An additional point to note in evaluating CMM vs. scanning is the time involved. To derive those 300 touch points referenced above using a CMM might take four hours, while the 2.5 million points derived from a 3D scan would take 30 minutes. Since 3D measurement analysis software, such as Polyworks, can be used on a CMM or 3D laser scanner, the time and money savings quickly accumulate. Plus, in this manner, companies can develop something of a “universal metrology” scenario at their companies by augmenting the existing CMM technologies with 3D and even CT scanning capabilities, making their QC department more powerful from the outset. (One practical note:  We can train QC, R&D, and production department personnel usually in three days or less to expand their capability from CMM to include 3D and CT scanning.)
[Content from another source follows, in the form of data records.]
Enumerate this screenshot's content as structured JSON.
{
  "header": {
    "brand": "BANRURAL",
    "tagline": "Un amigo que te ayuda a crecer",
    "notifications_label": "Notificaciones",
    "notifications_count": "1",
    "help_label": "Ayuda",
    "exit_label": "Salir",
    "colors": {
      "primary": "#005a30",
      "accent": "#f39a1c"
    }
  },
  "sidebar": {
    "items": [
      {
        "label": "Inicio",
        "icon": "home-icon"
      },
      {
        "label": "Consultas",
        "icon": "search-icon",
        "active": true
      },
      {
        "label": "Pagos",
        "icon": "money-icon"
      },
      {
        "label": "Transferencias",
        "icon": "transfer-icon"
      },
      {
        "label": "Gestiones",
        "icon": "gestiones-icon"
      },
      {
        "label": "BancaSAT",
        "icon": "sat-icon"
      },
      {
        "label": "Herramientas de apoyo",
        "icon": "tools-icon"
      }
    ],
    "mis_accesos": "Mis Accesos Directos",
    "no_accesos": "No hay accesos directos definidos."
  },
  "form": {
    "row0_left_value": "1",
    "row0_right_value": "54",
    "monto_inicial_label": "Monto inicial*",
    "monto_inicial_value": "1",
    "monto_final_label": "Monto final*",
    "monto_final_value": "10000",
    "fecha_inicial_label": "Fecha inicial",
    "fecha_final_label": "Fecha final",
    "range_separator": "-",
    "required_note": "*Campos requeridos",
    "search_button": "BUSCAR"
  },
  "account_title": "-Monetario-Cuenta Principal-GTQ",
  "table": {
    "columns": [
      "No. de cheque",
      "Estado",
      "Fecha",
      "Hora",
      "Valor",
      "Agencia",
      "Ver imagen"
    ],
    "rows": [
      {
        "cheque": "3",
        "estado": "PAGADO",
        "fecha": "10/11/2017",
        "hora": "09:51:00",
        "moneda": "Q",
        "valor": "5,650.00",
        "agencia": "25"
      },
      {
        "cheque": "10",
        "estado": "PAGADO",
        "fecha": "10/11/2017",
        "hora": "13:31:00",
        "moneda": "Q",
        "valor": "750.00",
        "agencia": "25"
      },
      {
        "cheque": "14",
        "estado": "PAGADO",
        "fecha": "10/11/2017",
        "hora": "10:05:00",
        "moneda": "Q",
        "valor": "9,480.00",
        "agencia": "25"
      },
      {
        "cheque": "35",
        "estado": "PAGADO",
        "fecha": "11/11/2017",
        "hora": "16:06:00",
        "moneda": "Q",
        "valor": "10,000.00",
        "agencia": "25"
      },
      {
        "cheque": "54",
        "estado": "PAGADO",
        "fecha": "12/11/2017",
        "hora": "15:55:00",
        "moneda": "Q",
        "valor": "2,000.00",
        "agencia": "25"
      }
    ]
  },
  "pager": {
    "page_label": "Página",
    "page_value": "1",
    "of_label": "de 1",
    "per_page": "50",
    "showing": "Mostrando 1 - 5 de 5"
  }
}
In terms of the data created, 3D scanning produces color maps, inspections, first article inspections, or other outputs. What you can do with the data after completing the scanning is endless. 

On the topic of substrates, it should be noted that CT scanning today offers the ability to evaluate a wide variety of dual-thickness and dual-density materials, with disparate examples ranging from an automotive firewall that might have differing thermoplastics or rubber, to thermoplastic elastomer (TPE) packaging materials co-molded to a candy bar with chocolate and nuts.

Note: The author welcomes all contact and questions regarding this article. In full disclosure, Exact Metrology performs 3D laser and CT scanning, plus sells, rents, or leases the equipment to perform such scanning procedures.   


About The Author

Matthew Martin’s picture

Matthew Martin

Matthew Martin is a division manager with Exact Metrology.